Page and application data records
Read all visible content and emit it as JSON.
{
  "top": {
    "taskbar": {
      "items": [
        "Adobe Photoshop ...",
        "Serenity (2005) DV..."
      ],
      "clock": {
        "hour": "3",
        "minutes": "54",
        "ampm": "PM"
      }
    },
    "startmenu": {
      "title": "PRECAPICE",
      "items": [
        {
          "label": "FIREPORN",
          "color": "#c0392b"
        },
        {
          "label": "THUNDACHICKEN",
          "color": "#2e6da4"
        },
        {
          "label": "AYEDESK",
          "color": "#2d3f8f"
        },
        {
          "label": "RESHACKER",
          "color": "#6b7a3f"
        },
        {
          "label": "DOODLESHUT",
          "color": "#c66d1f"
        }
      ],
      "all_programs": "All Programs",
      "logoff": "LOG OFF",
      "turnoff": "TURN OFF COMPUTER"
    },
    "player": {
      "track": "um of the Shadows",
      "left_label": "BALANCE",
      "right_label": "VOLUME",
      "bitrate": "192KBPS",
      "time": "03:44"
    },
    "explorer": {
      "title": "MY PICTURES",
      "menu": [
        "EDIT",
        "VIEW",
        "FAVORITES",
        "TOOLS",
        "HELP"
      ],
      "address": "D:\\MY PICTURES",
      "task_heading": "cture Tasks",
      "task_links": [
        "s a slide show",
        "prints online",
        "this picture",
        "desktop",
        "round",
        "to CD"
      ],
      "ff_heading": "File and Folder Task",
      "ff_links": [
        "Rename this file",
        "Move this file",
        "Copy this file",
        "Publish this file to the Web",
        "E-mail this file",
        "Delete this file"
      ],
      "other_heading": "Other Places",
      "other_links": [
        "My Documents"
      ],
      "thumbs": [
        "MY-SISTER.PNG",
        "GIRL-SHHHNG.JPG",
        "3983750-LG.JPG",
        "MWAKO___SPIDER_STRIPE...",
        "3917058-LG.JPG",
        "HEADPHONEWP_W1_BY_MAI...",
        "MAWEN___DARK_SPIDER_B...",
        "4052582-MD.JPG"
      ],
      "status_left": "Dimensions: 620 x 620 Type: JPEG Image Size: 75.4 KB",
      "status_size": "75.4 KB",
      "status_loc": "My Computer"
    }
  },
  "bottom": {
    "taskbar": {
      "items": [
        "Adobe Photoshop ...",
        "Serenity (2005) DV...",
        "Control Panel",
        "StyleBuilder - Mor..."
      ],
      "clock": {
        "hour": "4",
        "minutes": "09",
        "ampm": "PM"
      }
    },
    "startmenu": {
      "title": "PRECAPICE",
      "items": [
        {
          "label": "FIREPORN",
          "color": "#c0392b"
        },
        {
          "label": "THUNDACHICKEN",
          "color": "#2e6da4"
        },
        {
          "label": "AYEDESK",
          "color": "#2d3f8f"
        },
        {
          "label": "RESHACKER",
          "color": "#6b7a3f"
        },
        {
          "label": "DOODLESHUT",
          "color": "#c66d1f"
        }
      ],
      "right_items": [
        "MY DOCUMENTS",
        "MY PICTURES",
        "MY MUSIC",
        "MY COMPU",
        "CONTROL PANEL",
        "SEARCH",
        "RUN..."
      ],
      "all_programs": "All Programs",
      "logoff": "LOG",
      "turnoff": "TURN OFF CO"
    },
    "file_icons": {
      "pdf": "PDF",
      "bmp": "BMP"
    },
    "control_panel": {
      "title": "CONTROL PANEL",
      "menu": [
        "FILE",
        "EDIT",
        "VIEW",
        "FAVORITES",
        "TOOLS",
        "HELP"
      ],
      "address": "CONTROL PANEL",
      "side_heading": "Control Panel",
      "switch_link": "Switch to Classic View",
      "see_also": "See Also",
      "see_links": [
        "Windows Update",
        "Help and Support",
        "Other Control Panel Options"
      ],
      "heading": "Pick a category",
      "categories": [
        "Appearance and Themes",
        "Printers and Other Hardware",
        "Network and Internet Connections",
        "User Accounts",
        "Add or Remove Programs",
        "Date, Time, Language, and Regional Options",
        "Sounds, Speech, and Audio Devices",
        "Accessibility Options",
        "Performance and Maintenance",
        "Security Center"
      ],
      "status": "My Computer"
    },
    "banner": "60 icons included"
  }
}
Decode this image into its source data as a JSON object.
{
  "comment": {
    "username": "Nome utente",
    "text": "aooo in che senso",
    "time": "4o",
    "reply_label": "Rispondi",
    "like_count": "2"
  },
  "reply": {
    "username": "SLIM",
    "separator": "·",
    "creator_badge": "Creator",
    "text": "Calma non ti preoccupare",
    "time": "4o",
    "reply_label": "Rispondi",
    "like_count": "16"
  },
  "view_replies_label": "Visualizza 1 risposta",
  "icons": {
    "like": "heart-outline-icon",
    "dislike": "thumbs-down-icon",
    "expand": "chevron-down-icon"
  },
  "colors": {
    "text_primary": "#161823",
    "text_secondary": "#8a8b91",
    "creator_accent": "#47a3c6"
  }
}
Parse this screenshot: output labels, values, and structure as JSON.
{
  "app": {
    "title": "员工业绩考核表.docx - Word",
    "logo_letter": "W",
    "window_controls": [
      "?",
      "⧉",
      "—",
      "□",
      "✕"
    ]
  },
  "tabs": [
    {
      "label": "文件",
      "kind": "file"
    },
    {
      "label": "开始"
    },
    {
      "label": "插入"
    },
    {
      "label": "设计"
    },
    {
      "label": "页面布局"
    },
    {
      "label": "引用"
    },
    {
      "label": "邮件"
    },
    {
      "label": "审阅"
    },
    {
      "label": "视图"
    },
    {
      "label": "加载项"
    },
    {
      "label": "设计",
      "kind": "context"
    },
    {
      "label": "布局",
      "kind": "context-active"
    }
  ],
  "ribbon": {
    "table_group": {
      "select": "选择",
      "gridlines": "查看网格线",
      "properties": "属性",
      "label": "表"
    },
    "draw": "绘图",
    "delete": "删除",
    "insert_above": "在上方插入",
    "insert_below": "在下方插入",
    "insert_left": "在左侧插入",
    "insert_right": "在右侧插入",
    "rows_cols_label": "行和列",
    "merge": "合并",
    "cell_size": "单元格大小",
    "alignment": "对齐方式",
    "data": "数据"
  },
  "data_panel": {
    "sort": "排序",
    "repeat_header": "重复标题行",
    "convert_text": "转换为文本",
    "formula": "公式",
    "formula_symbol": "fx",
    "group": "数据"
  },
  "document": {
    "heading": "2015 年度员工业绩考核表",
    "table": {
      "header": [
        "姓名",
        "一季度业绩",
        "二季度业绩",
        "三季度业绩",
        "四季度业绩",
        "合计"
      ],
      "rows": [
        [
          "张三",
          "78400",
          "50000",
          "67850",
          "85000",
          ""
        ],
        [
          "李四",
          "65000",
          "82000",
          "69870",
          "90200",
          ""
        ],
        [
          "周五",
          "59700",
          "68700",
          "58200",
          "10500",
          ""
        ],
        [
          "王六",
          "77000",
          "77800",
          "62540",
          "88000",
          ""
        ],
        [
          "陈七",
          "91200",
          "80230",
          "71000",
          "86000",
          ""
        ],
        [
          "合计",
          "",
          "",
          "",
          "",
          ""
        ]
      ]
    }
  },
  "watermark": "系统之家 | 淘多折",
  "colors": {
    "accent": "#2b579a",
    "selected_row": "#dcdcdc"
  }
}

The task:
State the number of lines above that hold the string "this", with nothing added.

Written reply:
9